I’ve long searched for an exceptional Beef Stroganoff recipe that does not use canned soup. There are countless options floating around the internet, and I’ve tried most of them. They have all disappointed. They weren’t bad, but they weren’t good, either.
And then, I found Vikalinka. She’s Russian, so she knows what she’s talking about. I gave her traditional recipe a shot, and boy howdy, this stuff is good. I couldn’t even stop myself from licking the spoons and skillet while washing the dishes after dinner. Even my hard-to-impress husband asked how soon I could make this again.
The secret ingredient is brandy. If you know as little about brandy as I did before this endeavor, I’ll share the advice I was given: use a VS (very special) cognac (type of brandy), and invest in a decent brand. I went with Courvoisier VS Cognac; it costs about $20 USD at my local grocery store. It worked beautifully; the flavor of this sauce is phenomenal.
Interestingly, Russians don’t thicken their stroganoff and always serve the thin sauce over mashed potatoes. However, since I’m an American raised on Hamburger Helper, I thickened the sauce with cornstarch and served it over egg noodles. It was what I was craving, and it worked perfectly.
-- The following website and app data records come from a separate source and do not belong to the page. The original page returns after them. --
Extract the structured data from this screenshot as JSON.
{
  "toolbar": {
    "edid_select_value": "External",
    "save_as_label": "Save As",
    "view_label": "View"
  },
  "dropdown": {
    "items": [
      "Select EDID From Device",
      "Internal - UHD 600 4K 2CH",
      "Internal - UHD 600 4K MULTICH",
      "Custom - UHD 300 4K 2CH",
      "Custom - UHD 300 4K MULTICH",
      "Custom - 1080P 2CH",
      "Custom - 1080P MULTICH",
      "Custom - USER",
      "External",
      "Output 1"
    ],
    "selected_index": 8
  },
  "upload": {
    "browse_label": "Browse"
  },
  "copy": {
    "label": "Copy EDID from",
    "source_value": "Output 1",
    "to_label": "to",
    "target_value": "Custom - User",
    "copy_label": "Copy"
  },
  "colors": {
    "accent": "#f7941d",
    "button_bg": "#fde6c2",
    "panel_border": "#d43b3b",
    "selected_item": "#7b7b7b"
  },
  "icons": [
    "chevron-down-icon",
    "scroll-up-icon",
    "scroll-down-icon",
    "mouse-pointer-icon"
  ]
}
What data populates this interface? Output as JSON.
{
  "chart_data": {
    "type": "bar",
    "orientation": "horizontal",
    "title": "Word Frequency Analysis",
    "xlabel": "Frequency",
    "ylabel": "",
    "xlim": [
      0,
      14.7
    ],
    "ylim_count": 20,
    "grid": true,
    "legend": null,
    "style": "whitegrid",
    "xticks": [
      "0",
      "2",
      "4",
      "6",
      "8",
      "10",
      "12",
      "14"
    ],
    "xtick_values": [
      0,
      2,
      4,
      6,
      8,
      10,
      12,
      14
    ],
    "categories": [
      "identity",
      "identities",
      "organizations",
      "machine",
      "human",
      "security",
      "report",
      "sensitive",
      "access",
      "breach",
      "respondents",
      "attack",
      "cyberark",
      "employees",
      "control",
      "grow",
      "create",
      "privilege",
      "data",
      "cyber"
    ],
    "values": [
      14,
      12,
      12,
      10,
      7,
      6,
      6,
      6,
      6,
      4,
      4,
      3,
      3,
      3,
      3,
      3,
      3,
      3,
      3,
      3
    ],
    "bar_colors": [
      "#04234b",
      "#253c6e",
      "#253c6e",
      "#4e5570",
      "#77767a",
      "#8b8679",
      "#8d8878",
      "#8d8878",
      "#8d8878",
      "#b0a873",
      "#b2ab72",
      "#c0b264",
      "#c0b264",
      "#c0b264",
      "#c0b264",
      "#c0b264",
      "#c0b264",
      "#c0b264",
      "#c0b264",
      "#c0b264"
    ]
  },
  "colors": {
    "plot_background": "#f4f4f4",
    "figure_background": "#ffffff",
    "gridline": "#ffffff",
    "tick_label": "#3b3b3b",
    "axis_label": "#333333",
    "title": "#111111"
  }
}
TIPS: Get your pan screaming hot before searing the steak; you want those dark brown bits! Don’t skimp on the salt; the dish needs it to balance the sour cream. Oh, and don’t skip the bay leaf or mustard. They make a difference!
(Original recipe: Vikalinka)
2 TBSP butter
1 yellow onion, thinly sliced
8 oz crimini mushrooms, sliced
1 lb beef tenderloin, cut in strips
1/4 cup brandy
1/2 cup beef stock
1 bay leaf
1 tsp whole grain mustard
1 cup sour cream
1 TBSP fresh chives, chopped
a dash of parsley
Salt and pepper to taste
Heat butter in a heavy skillet; cook onions and mushrooms over medium-low heat until soft. Remove and set aside.
Turn heat up to high; add steak strips to the same skillet and quickly fry over high heat. Make sure the pan is screaming hot; you want to sear the steak.
Add brandy; deglaze the pan, scraping up all the brown bits of flavor on the bottom. Simmer until alcohol burns off.
Add stock, mustard, bay leaf, salt and pepper. Return mushrooms and onions to the pan; cook until everything is heated through and bubbling.
Stir in sour cream, chives, and parsley.
(If you wish to thicken the sauce, add in a slurry of 1 TBSP cornstarch and 1 TBSP water at this point. Fold it into the boiling sauce, stirring as it thickens.)
Remove the bay leaf; serve over egg noodles or mashed potatoes.